What is needed: Omitting every picture, output the records below exactly, please.

[Excerpts from a dataset]
◆ ◆ ◆ ◆ ◆ ◆ ◆

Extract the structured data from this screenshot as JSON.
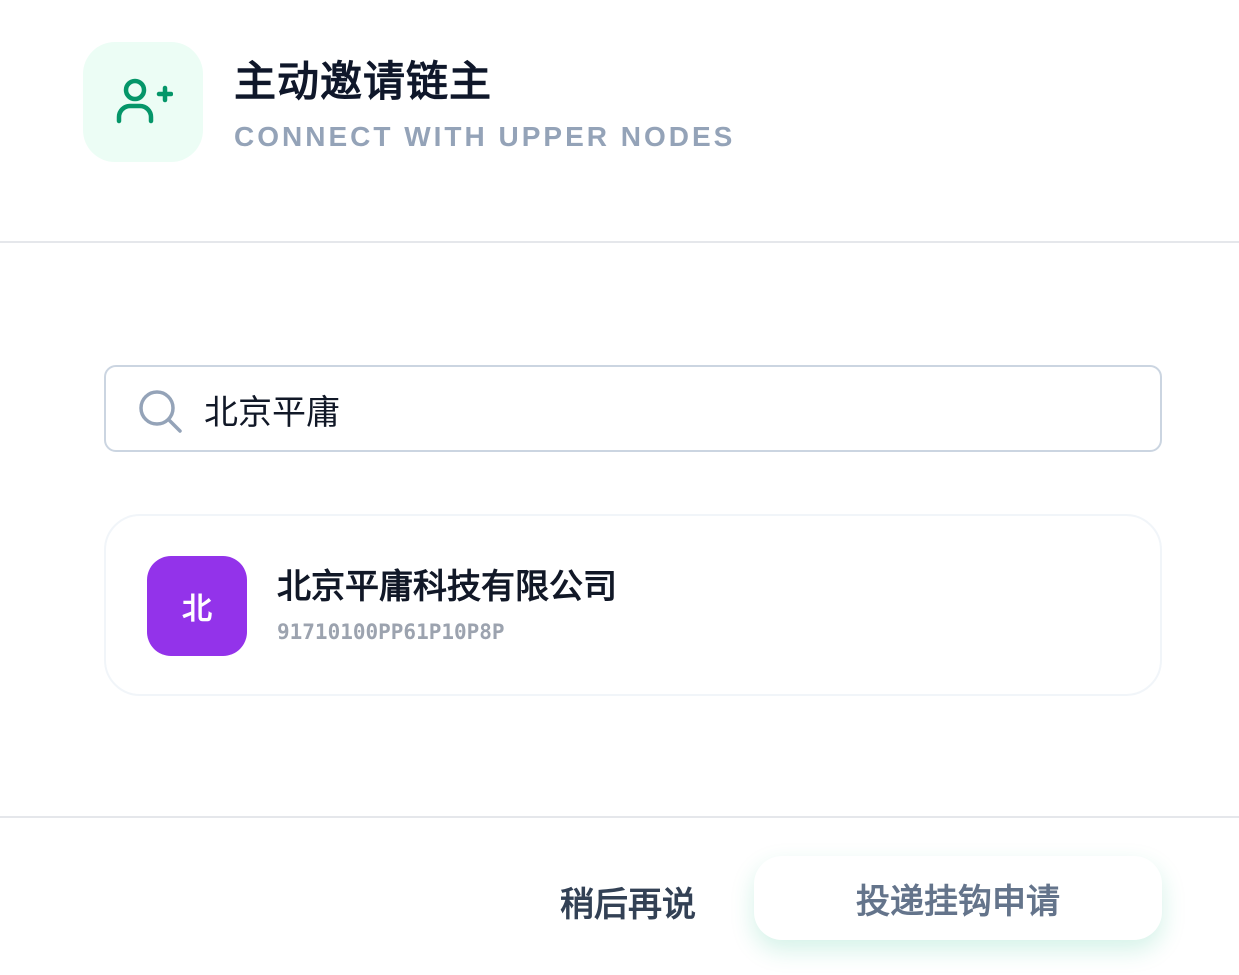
{
  "header": {
    "icon": "user-plus-icon",
    "title": "主动邀请链主",
    "subtitle": "CONNECT WITH UPPER NODES"
  },
  "search": {
    "icon": "search-icon",
    "value": "北京平庸"
  },
  "results": [
    {
      "avatar_letter": "北",
      "avatar_color": "#9333ea",
      "name": "北京平庸科技有限公司",
      "code": "91710100PP61P10P8P"
    }
  ],
  "footer": {
    "later_label": "稍后再说",
    "submit_label": "投递挂钩申请"
  },
  "colors": {
    "accent_green": "#059669",
    "icon_bg": "#ecfdf5"
  }
}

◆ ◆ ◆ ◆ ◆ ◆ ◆

Expected output:
Extract the structured data from this screenshot as JSON.
{
  "header": {
    "icon": "user-plus-icon",
    "title": "主动邀请链主",
    "subtitle": "CONNECT WITH UPPER NODES"
  },
  "search": {
    "icon": "search-icon",
    "value": "北京平庸"
  },
  "results": [
    {
      "avatar_letter": "北",
      "avatar_color": "#9333ea",
      "name": "北京平庸科技有限公司",
      "code": "91710100PP61P10P8P"
    }
  ],
  "footer": {
    "later_label": "稍后再说",
    "submit_label": "投递挂钩申请"
  },
  "colors": {
    "accent_green": "#059669",
    "icon_bg": "#ecfdf5"
  }
}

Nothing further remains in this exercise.